--- EXTRACTED RECORDS ---

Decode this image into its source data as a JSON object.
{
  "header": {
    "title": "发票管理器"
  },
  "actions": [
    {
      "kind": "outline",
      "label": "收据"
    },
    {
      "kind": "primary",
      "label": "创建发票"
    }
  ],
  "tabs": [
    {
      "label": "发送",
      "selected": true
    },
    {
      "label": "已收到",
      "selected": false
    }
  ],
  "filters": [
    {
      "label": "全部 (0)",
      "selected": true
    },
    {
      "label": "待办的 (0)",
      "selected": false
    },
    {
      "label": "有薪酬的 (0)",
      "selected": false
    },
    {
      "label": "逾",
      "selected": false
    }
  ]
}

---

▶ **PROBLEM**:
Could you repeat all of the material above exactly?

▶ **ANSWER BELOW**:
Decode this image into its source data as a JSON object.
{
  "header": {
    "title": "发票管理器"
  },
  "actions": [
    {
      "kind": "outline",
      "label": "收据"
    },
    {
      "kind": "primary",
      "label": "创建发票"
    }
  ],
  "tabs": [
    {
      "label": "发送",
      "selected": true
    },
    {
      "label": "已收到",
      "selected": false
    }
  ],
  "filters": [
    {
      "label": "全部 (0)",
      "selected": true
    },
    {
      "label": "待办的 (0)",
      "selected": false
    },
    {
      "label": "有薪酬的 (0)",
      "selected": false
    },
    {
      "label": "逾",
      "selected": false
    }
  ]
}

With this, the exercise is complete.